Payton Pelaez: A Sweet Success


At 4 a.m., most teenagers can be found asleep in their beds. However, freshman Payton Pelaez can be found in the kitchen covered in head to toe by flour.

“My mom had to come down and physically drag me from the kitchen,” the baking phenom said. Pelaez’s passion for baking causes his eyes to light up when he talks about it. His knack for creating baked goods arose when he was around eight years old. Pelaez grandmother introduced him to baking, she taught him most of the skills he has today. Pelaez always enjoyed baking cakes and cookies with her because of how kind and helpful she was. From that point on, his love for baking grew and grew.

When Pelaez was nine, he didn’t spend his Halloween like most kids would. “Instead of collecting candy like everyone else, I went from house to house handing out business cards and sample cookies,” he explained.

The business cards were a birthday present from his aunt, who had recognized the level of talent the young boy was developing.

Pelaez established a steady business called Chez Pay, and word rapidly spread about his tasty talent. He would bake pastries for everything from kids’ birthday parties to school events. As he grew older, Chez Pay grew with him. Pelaez developed a strong reputation in Marin, and was soon hired by Juice Girl, the popular cafe in Mill Valley, to sell pastries in their stores.


Although Payton enjoyed baking for his peers and neighbors, as a kid there were still many instances in which he felt like an oddball.

“During recess, the boys would be playing sports and the girls were doing their thing, and I didn’t really know where I fit in,” he said. “It wasn’t like there was a group of boys talking about their favorite cake.”

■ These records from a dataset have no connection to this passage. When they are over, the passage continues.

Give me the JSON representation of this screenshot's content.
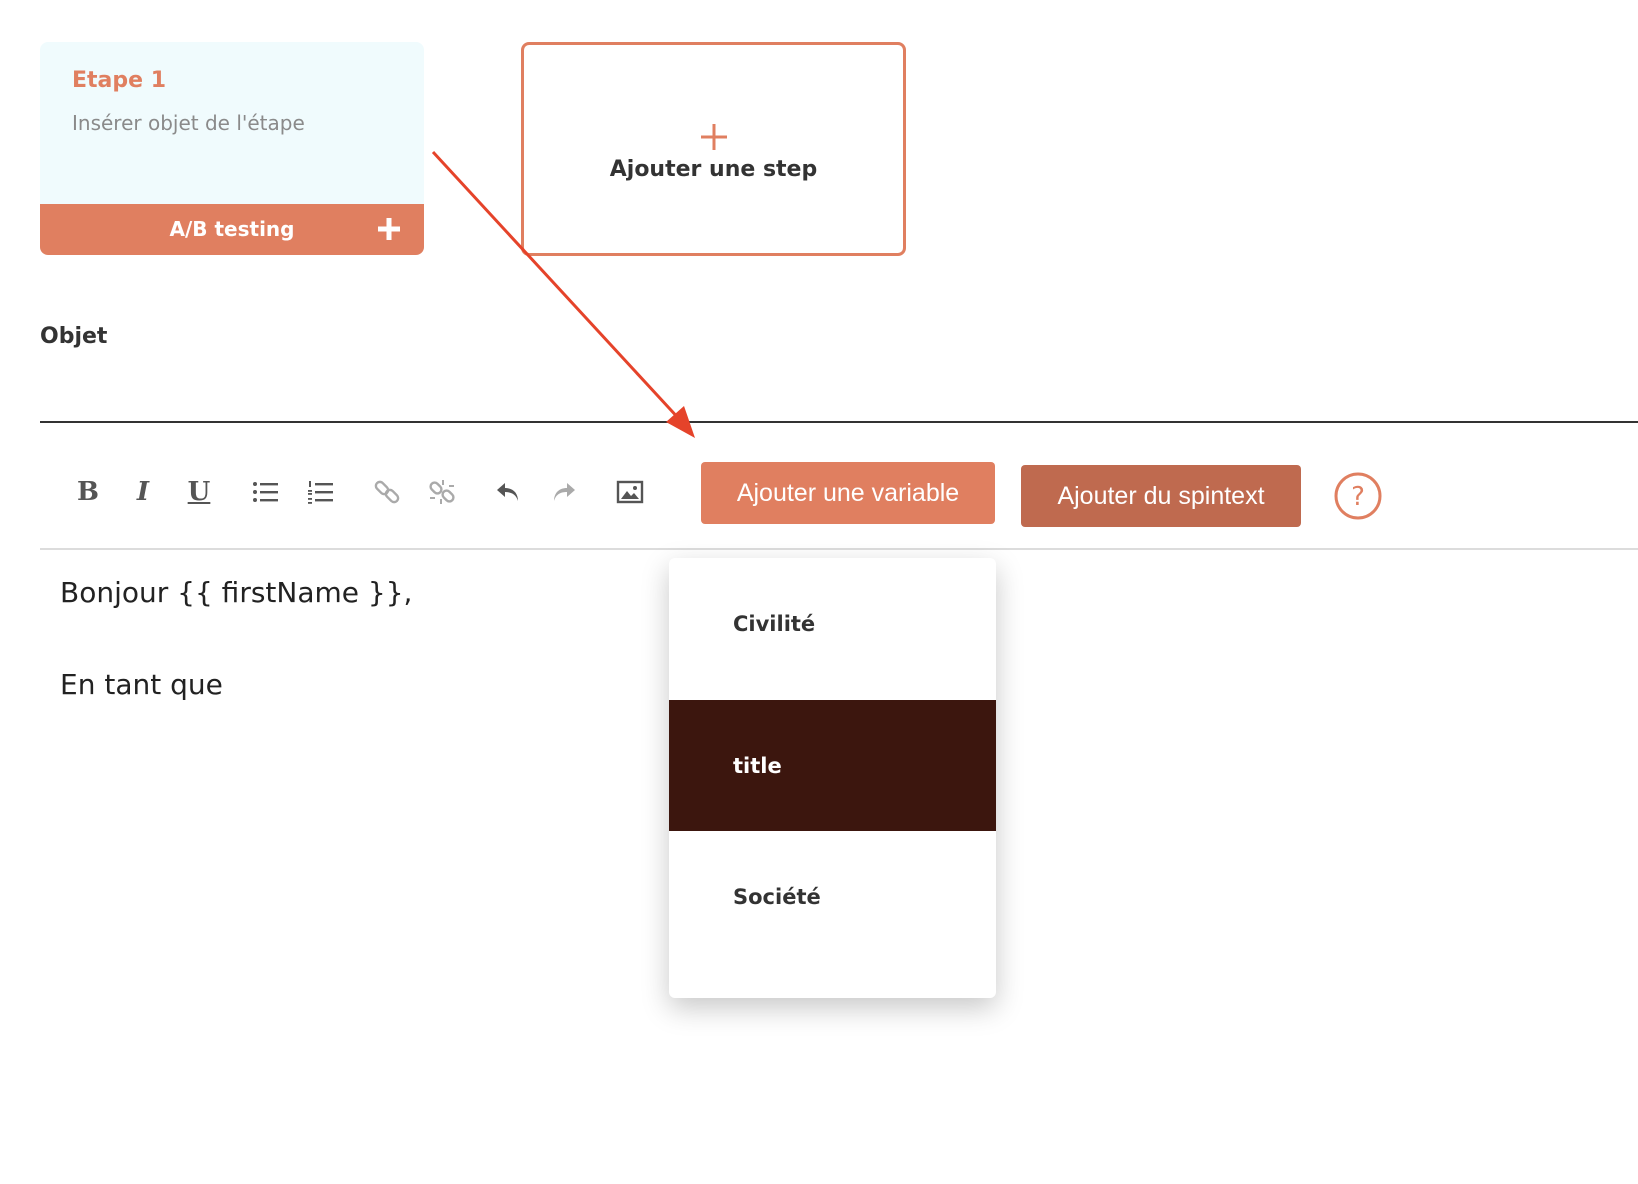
{
  "step_card": {
    "title": "Etape 1",
    "subject": "Insérer objet de l'étape",
    "ab_testing_label": "A/B testing"
  },
  "add_step": {
    "label": "Ajouter une step"
  },
  "objet": {
    "label": "Objet"
  },
  "toolbar": {
    "bold": "B",
    "italic": "I",
    "underline": "U",
    "add_variable": "Ajouter une variable",
    "add_spintext": "Ajouter du spintext"
  },
  "editor": {
    "lines": [
      "Bonjour {{ firstName }},",
      "En tant que"
    ]
  },
  "dropdown": {
    "items": [
      "Civilité",
      "title",
      "Société"
    ],
    "selected": "title"
  },
  "colors": {
    "accent": "#e07f60",
    "accent_dark": "#bf6a4f",
    "selected_item": "#3c160e",
    "card_background": "#f0fbfd",
    "annotation_arrow": "#e5432a"
  }
}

Pelaez knew that he was different, but that didn’t stop him from being true to himself. “Smaller things were harder, you know like small talk and stuff, because you’re not going to meet many teenage boy bakers. But I knew that in the end, it would all be worth it,” he said.

In 2010, Pelaez happened to meet a casting agent for cooking shows, who asked him to put together an audition video of him describing his passion for baking.

“Some kids like to play sports, some kids like to play video games, some kids like to play instruments, but I like to bake,” Pelaez said in his video. The video was sent to the Food Network, and around two months later, Pelaez got a call asking him to fly down to Hollywood to participate on the baking show, The Kids Baking Championship. Pelaez was ecstatic to participate, however once the competition began, he felt stressed out.

“Honestly, I didn’t know what I was doing. The first round, we had to make three different pastries, I ended up making six. Three of them I had to throw in the trash—they didn’t work—I dropped cakes on the floor, things were dry, some had too much cinnamon, too much sugar,” he said.

Even with all of the setbacks, Pelaez managed to make it to the end of round two out of four rounds. “I am just happy that I got to participate,” he said.

Pelaez continued to grow his business by creating a website and taking on broader tasks following the competition. His name became known by a handful of people and organizations throughout the Bay Area, due to the fact that he was representing San Francisco in the competition. One person was a woman who was scouting a middle-school student to give a TEDx talk at Ross School, in Ross, California. Once Pelaez had agreed, the next question was, what he was going to talk about? There were many things that had transpired in his his life that made it difficult to choose the focus of his presentation. Pelaez, being wise beyond his years, asked himself, “What do all of these events have in common?” His answer—Being true to himself. Every moment, every decision, every new project he started in the past, was successful because he stayed true to himself. And look where that got him—giving a TEDx Talk at the age of ten.

“There were no cooking clubs at school. Sometimes, I felt lonely in my kitchen. I asked my mom, ‘Why do I like doing things that no one else is doing?’” Payton Pelaez said in his TEDx talk.

With further support from his community, Pelaez was able to maintain his business. He accepted larger and larger orders, ranging from 100 pastries for a small get-together, to baking 1,200 pastries by himself for Jewish Children and Family Services. This was the particular task in which he recalled staying up until 4:00 a.m.

“You know, I don’t usually have any help in the kitchen. But I am actually thankful for that because if I do ever become a baker, I’ll be super organized because I will be able to time myself and do things in advance.” Even from a young age, Pelaez has been able to manage all of his income and projects with little help from his parents.

The lesson that Pelaez learned at such a young age, and continues to live by, is that if you continue to be yourself, everything will be worth it in the end. “Now, I know that as I get older, people care less about your differences and more so honor them and think they’re kind of cool,” Pelaez said.